# ACTION ITEM
The expected output is every entry below, exact in every character.

——————

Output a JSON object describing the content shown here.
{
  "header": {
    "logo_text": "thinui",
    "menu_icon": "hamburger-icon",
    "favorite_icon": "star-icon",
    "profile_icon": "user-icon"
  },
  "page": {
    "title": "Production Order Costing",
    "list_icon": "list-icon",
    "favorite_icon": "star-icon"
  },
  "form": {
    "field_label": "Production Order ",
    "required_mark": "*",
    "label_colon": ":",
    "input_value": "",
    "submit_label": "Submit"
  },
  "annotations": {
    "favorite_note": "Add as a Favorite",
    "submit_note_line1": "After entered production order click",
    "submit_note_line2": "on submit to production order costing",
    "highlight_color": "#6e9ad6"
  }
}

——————

# RESULT FOR THIS EXERCISE
Output a JSON object describing the content shown here.
{
  "header": {
    "logo_text": "thinui",
    "menu_icon": "hamburger-icon",
    "favorite_icon": "star-icon",
    "profile_icon": "user-icon"
  },
  "page": {
    "title": "Production Order Costing",
    "list_icon": "list-icon",
    "favorite_icon": "star-icon"
  },
  "form": {
    "field_label": "Production Order ",
    "required_mark": "*",
    "label_colon": ":",
    "input_value": "",
    "submit_label": "Submit"
  },
  "annotations": {
    "favorite_note": "Add as a Favorite",
    "submit_note_line1": "After entered production order click",
    "submit_note_line2": "on submit to production order costing",
    "highlight_color": "#6e9ad6"
  }
}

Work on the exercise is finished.